Copy every entry exactly as it stands, though any image it holds should stay out of the copy.
-----
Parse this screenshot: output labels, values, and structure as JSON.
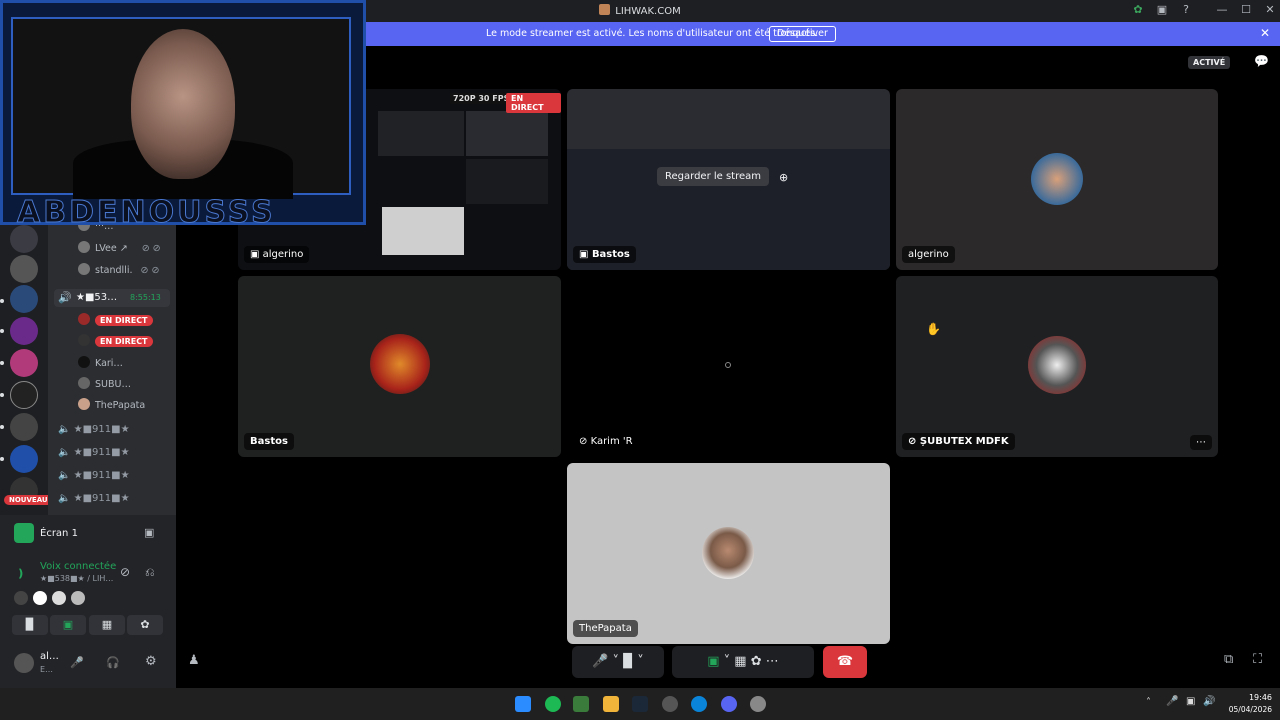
{
  "titlebar": {
    "title": "LIHWAK.COM",
    "window_buttons": [
      "—",
      "☐",
      "✕"
    ]
  },
  "banner": {
    "text": "Le mode streamer est activé. Les noms d'utilisateur ont été tronqués.",
    "button": "Désactiver"
  },
  "webcam": {
    "overlay_name": "ABDENOUSSS"
  },
  "channel_list": {
    "voice_users": [
      {
        "name": "···…"
      },
      {
        "name": "LVee ↗"
      },
      {
        "name": "standlli."
      }
    ],
    "active_channel": {
      "name": "★■53…",
      "timer": "8:55:13"
    },
    "live_badge": "EN DIRECT",
    "members": [
      {
        "name": "Kari…"
      },
      {
        "name": "SUBU…"
      },
      {
        "name": "ThePapata"
      }
    ],
    "other_channels": [
      "★■911■★",
      "★■911■★",
      "★■911■★",
      "★■911■★"
    ],
    "new_badge": "NOUVEAU"
  },
  "user_panel": {
    "screen_share": "Écran 1",
    "voice_status": "Voix connectée",
    "voice_channel": "★■538■★ / LIH…",
    "username": "al…",
    "user_status": "E…"
  },
  "stage": {
    "activity_badge": "ACTIVÉ",
    "tiles": [
      {
        "label": "algerino",
        "stream_quality": "720P 30 FPS",
        "live": "EN DIRECT"
      },
      {
        "label": "Bastos",
        "watch_button": "Regarder le stream"
      },
      {
        "label": "algerino"
      },
      {
        "label": "Bastos"
      },
      {
        "label": "Karim 'R"
      },
      {
        "label": "ȘUBUTEX MDFK"
      },
      {
        "label": "ThePapata"
      }
    ]
  },
  "taskbar": {
    "time": "19:46",
    "date": "05/04/2026"
  },
  "colors": {
    "accent": "#5865f2",
    "danger": "#da373c",
    "success": "#23a55a",
    "background": "#000000"
  },
  "icons": [
    "leaf-icon",
    "monitor-icon",
    "help-icon",
    "mic-icon",
    "camera-off-icon",
    "screen-share-icon",
    "activity-icon",
    "soundboard-icon",
    "more-icon",
    "hang-up-icon",
    "popout-icon",
    "fullscreen-icon"
  ]
}
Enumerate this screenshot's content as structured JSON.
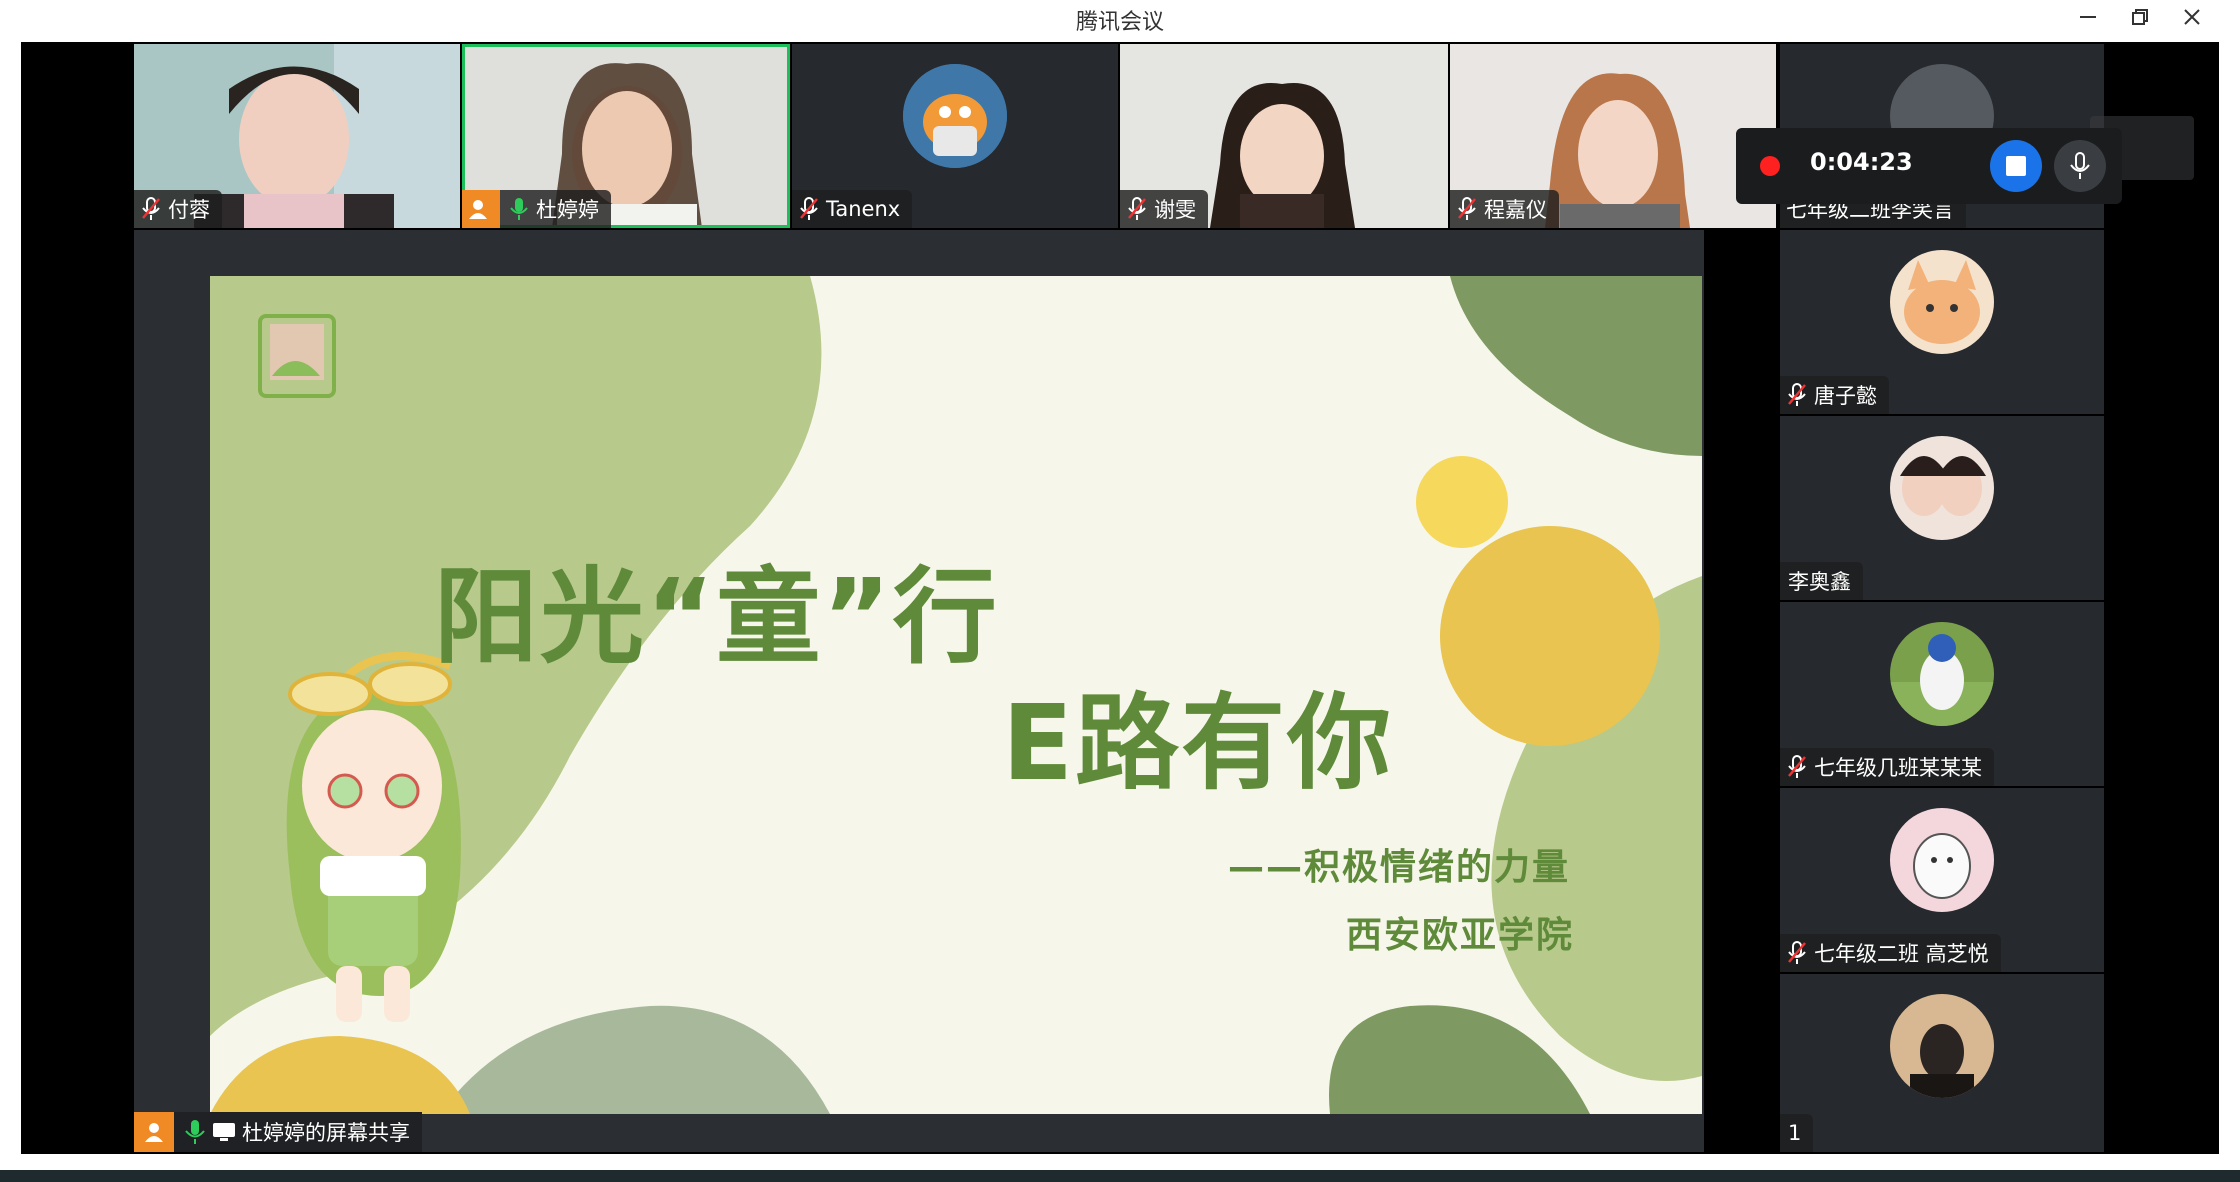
{
  "window": {
    "title": "腾讯会议",
    "minimize_icon": "minimize-icon",
    "restore_icon": "restore-icon",
    "close_icon": "close-icon"
  },
  "top_strip": [
    {
      "name": "付蓉",
      "muted": true
    },
    {
      "name": "杜婷婷",
      "muted": false,
      "speaking": true,
      "host": true
    },
    {
      "name": "Tanenx",
      "muted": true
    },
    {
      "name": "谢雯",
      "muted": true
    },
    {
      "name": "程嘉仪",
      "muted": true
    }
  ],
  "sidebar": [
    {
      "name": "七年级二班李笑言",
      "muted": false
    },
    {
      "name": "唐子懿",
      "muted": true
    },
    {
      "name": "李奥鑫",
      "muted": false
    },
    {
      "name": "七年级几班某某某",
      "muted": true
    },
    {
      "name": "七年级二班 高芝悦",
      "muted": true
    },
    {
      "name": "1",
      "muted": false
    }
  ],
  "recording": {
    "time": "0:04:23",
    "stop_icon": "stop-icon",
    "mic_icon": "microphone-icon",
    "status_color": "#ff2020",
    "stop_color": "#1a73e8"
  },
  "slide": {
    "title_line1": "阳光“童”行",
    "title_line2": "E路有你",
    "subtitle": "——积极情绪的力量",
    "school": "西安欧亚学院",
    "accent_color": "#5e8a3a"
  },
  "share": {
    "label": "杜婷婷的屏幕共享"
  }
}
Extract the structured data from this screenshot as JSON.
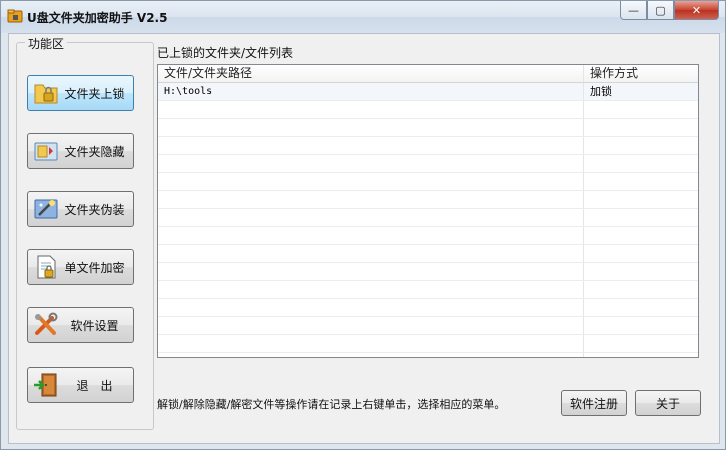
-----
#### Solution for this task
Parse this screenshot: output labels, values, and structure as JSON.
{
  "titlebar": {
    "title": "LIHWAK.COM",
    "window_buttons": [
      "—",
      "☐",
      "✕"
    ]
  },
  "banner": {
    "text": "Le mode streamer est activé. Les noms d'utilisateur ont été tronqués.",
    "button": "Désactiver"
  },
  "webcam": {
    "overlay_name": "ABDENOUSSS"
  },
  "channel_list": {
    "voice_users": [
      {
        "name": "···…"
      },
      {
        "name": "LVee ↗"
      },
      {
        "name": "standlli."
      }
    ],
    "active_channel": {
      "name": "★■53…",
      "timer": "8:55:13"
    },
    "live_badge": "EN DIRECT",
    "members": [
      {
        "name": "Kari…"
      },
      {
        "name": "SUBU…"
      },
      {
        "name": "ThePapata"
      }
    ],
    "other_channels": [
      "★■911■★",
      "★■911■★",
      "★■911■★",
      "★■911■★"
    ],
    "new_badge": "NOUVEAU"
  },
  "user_panel": {
    "screen_share": "Écran 1",
    "voice_status": "Voix connectée",
    "voice_channel": "★■538■★ / LIH…",
    "username": "al…",
    "user_status": "E…"
  },
  "stage": {
    "activity_badge": "ACTIVÉ",
    "tiles": [
      {
        "label": "algerino",
        "stream_quality": "720P 30 FPS",
        "live": "EN DIRECT"
      },
      {
        "label": "Bastos",
        "watch_button": "Regarder le stream"
      },
      {
        "label": "algerino"
      },
      {
        "label": "Bastos"
      },
      {
        "label": "Karim 'R"
      },
      {
        "label": "ȘUBUTEX MDFK"
      },
      {
        "label": "ThePapata"
      }
    ]
  },
  "taskbar": {
    "time": "19:46",
    "date": "05/04/2026"
  },
  "colors": {
    "accent": "#5865f2",
    "danger": "#da373c",
    "success": "#23a55a",
    "background": "#000000"
  },
  "icons": [
    "leaf-icon",
    "monitor-icon",
    "help-icon",
    "mic-icon",
    "camera-off-icon",
    "screen-share-icon",
    "activity-icon",
    "soundboard-icon",
    "more-icon",
    "hang-up-icon",
    "popout-icon",
    "fullscreen-icon"
  ]
}
Enumerate this screenshot's content as structured JSON.
{
  "window": {
    "title": "腾讯会议",
    "minimize_icon": "minimize-icon",
    "restore_icon": "restore-icon",
    "close_icon": "close-icon"
  },
  "top_strip": [
    {
      "name": "付蓉",
      "muted": true
    },
    {
      "name": "杜婷婷",
      "muted": false,
      "speaking": true,
      "host": true
    },
    {
      "name": "Tanenx",
      "muted": true
    },
    {
      "name": "谢雯",
      "muted": true
    },
    {
      "name": "程嘉仪",
      "muted": true
    }
  ],
  "sidebar": [
    {
      "name": "七年级二班李笑言",
      "muted": false
    },
    {
      "name": "唐子懿",
      "muted": true
    },
    {
      "name": "李奥鑫",
      "muted": false
    },
    {
      "name": "七年级几班某某某",
      "muted": true
    },
    {
      "name": "七年级二班 高芝悦",
      "muted": true
    },
    {
      "name": "1",
      "muted": false
    }
  ],
  "recording": {
    "time": "0:04:23",
    "stop_icon": "stop-icon",
    "mic_icon": "microphone-icon",
    "status_color": "#ff2020",
    "stop_color": "#1a73e8"
  },
  "slide": {
    "title_line1": "阳光“童”行",
    "title_line2": "E路有你",
    "subtitle": "——积极情绪的力量",
    "school": "西安欧亚学院",
    "accent_color": "#5e8a3a"
  },
  "share": {
    "label": "杜婷婷的屏幕共享"
  }
}
Extract the structured data from this screenshot as JSON.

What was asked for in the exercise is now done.